What this task involves: Work out how many lines in the data below contain "your", and state that count with nothing added.

Source material:

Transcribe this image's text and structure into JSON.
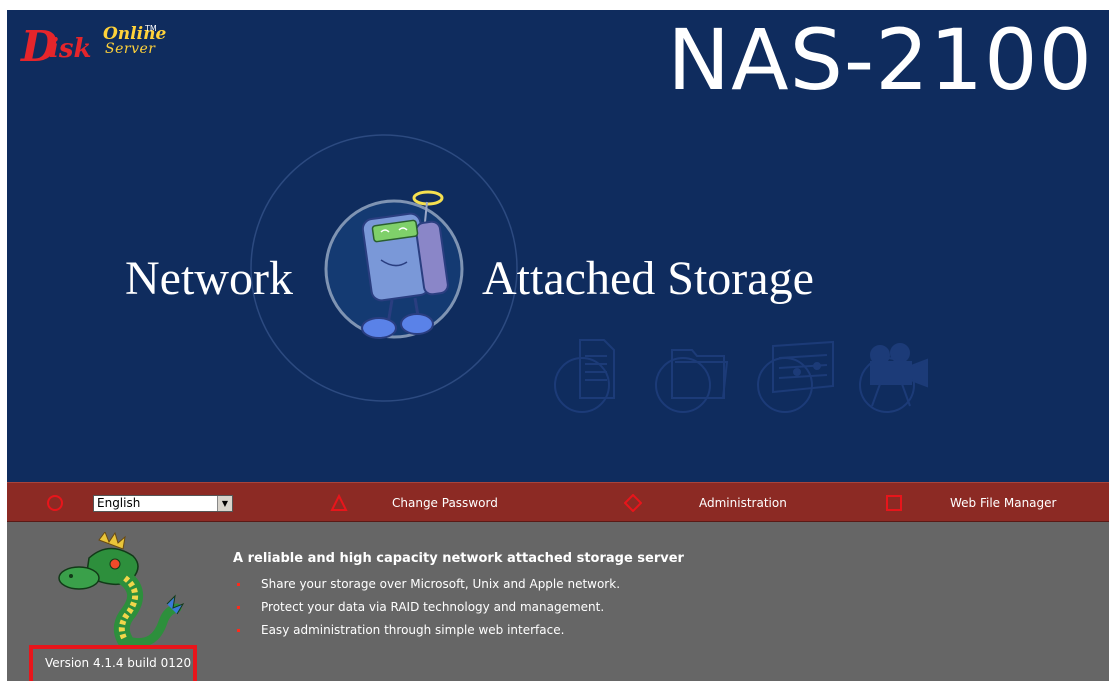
{
  "brand": {
    "logo_d": "D",
    "logo_isk": "isk",
    "logo_online": "Online",
    "logo_tm": "TM",
    "logo_server": "Server"
  },
  "hero": {
    "model": "NAS-2100",
    "tagline_left": "Network",
    "tagline_right": "Attached Storage",
    "icons": [
      "document-icon",
      "folder-icon",
      "music-icon",
      "video-camera-icon"
    ]
  },
  "navbar": {
    "language": {
      "selected": "English"
    },
    "change_password": "Change Password",
    "administration": "Administration",
    "web_file_manager": "Web File Manager",
    "icon_color": "#e8151b"
  },
  "info": {
    "title": "A reliable and high capacity network attached storage server",
    "bullets": [
      "Share your storage over Microsoft, Unix and Apple network.",
      "Protect your data via RAID technology and management.",
      "Easy administration through simple web interface."
    ],
    "version": "Version 4.1.4 build 0120"
  },
  "colors": {
    "hero_bg": "#0f2c5e",
    "navbar_bg": "#8c2a24",
    "info_bg": "#666666",
    "highlight": "#e8151b"
  }
}
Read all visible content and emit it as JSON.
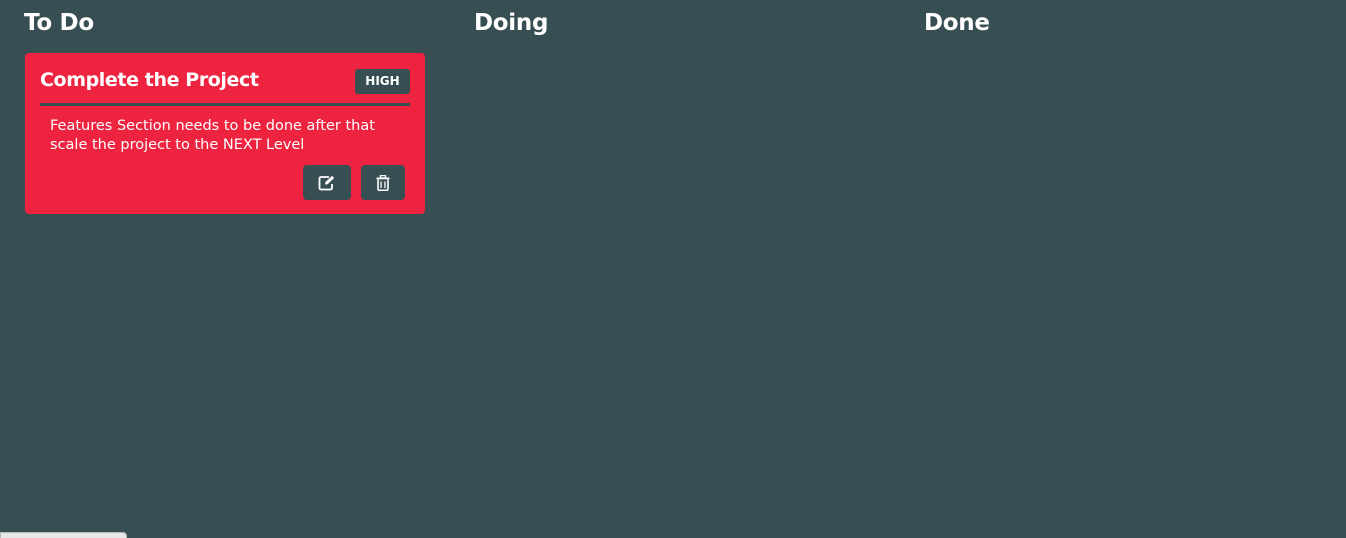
{
  "columns": [
    {
      "title": "To Do",
      "cards": [
        {
          "title": "Complete the Project",
          "priority": "HIGH",
          "description": "Features Section needs to be done after that scale the project to the NEXT Level",
          "actions": [
            {
              "icon": "edit-icon"
            },
            {
              "icon": "trash-icon"
            }
          ]
        }
      ]
    },
    {
      "title": "Doing",
      "cards": []
    },
    {
      "title": "Done",
      "cards": []
    }
  ],
  "colors": {
    "background": "#374f52",
    "card_high_priority": "#ee2340",
    "text": "#ffffff"
  }
}
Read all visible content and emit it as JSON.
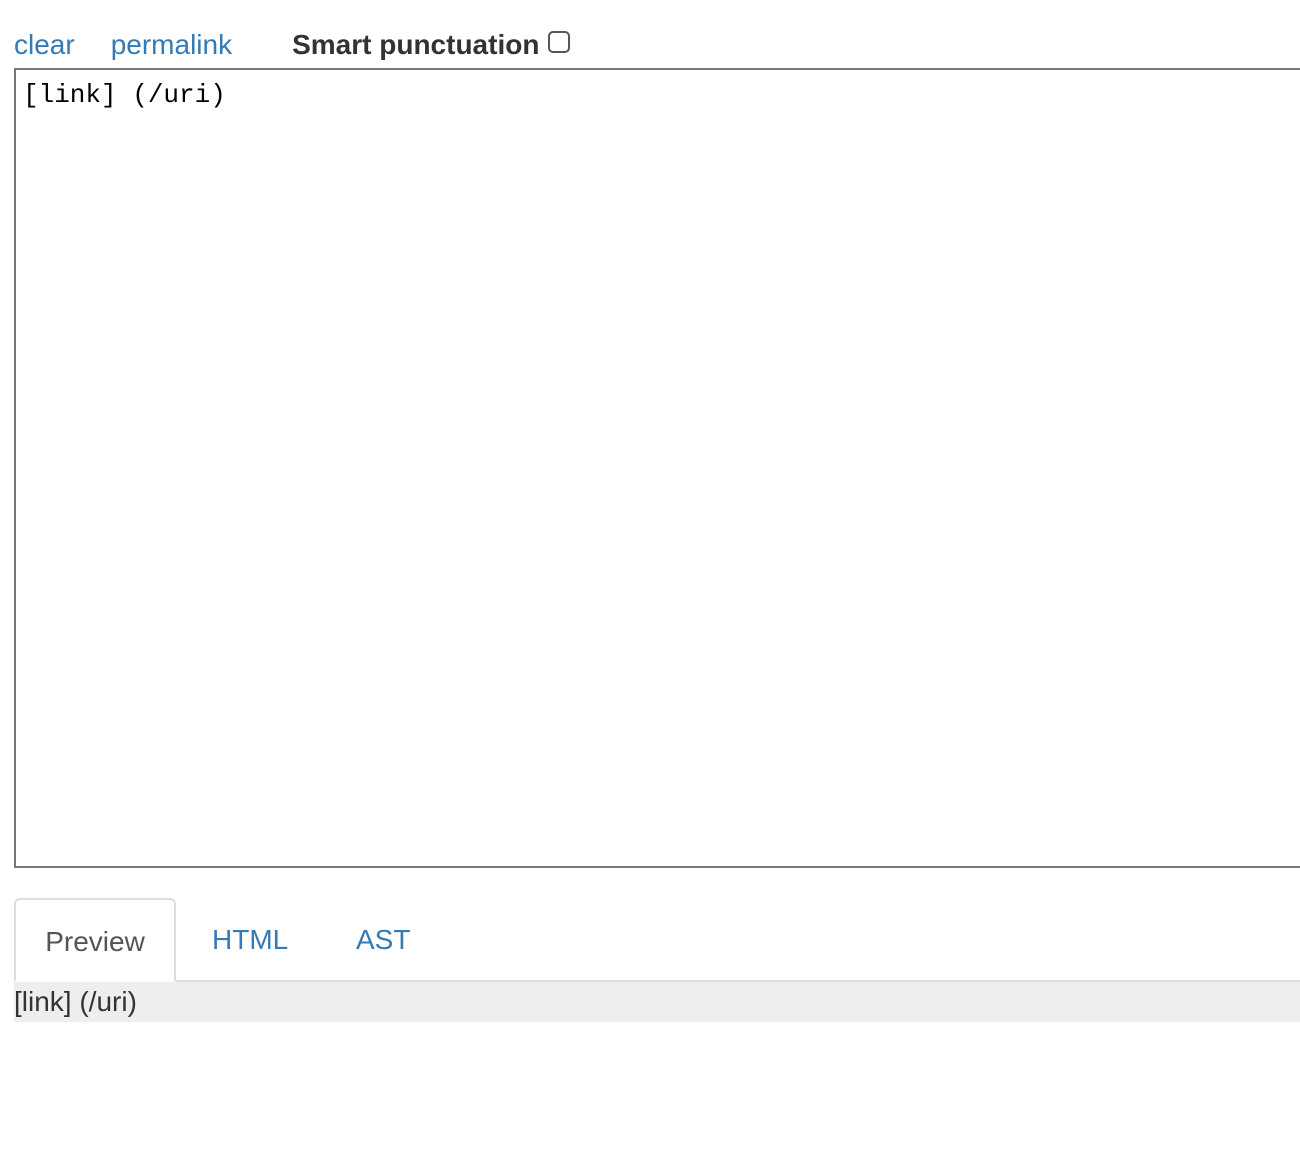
{
  "toolbar": {
    "clear_label": "clear",
    "permalink_label": "permalink",
    "smart_punctuation_label": "Smart punctuation",
    "smart_punctuation_checked": false
  },
  "editor": {
    "value": "[link] (/uri)"
  },
  "tabs": [
    {
      "label": "Preview",
      "active": true
    },
    {
      "label": "HTML",
      "active": false
    },
    {
      "label": "AST",
      "active": false
    }
  ],
  "preview": {
    "text": "[link] (/uri)"
  },
  "colors": {
    "link": "#337ab7",
    "preview_background": "#eeeeee"
  }
}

Exercise result: 2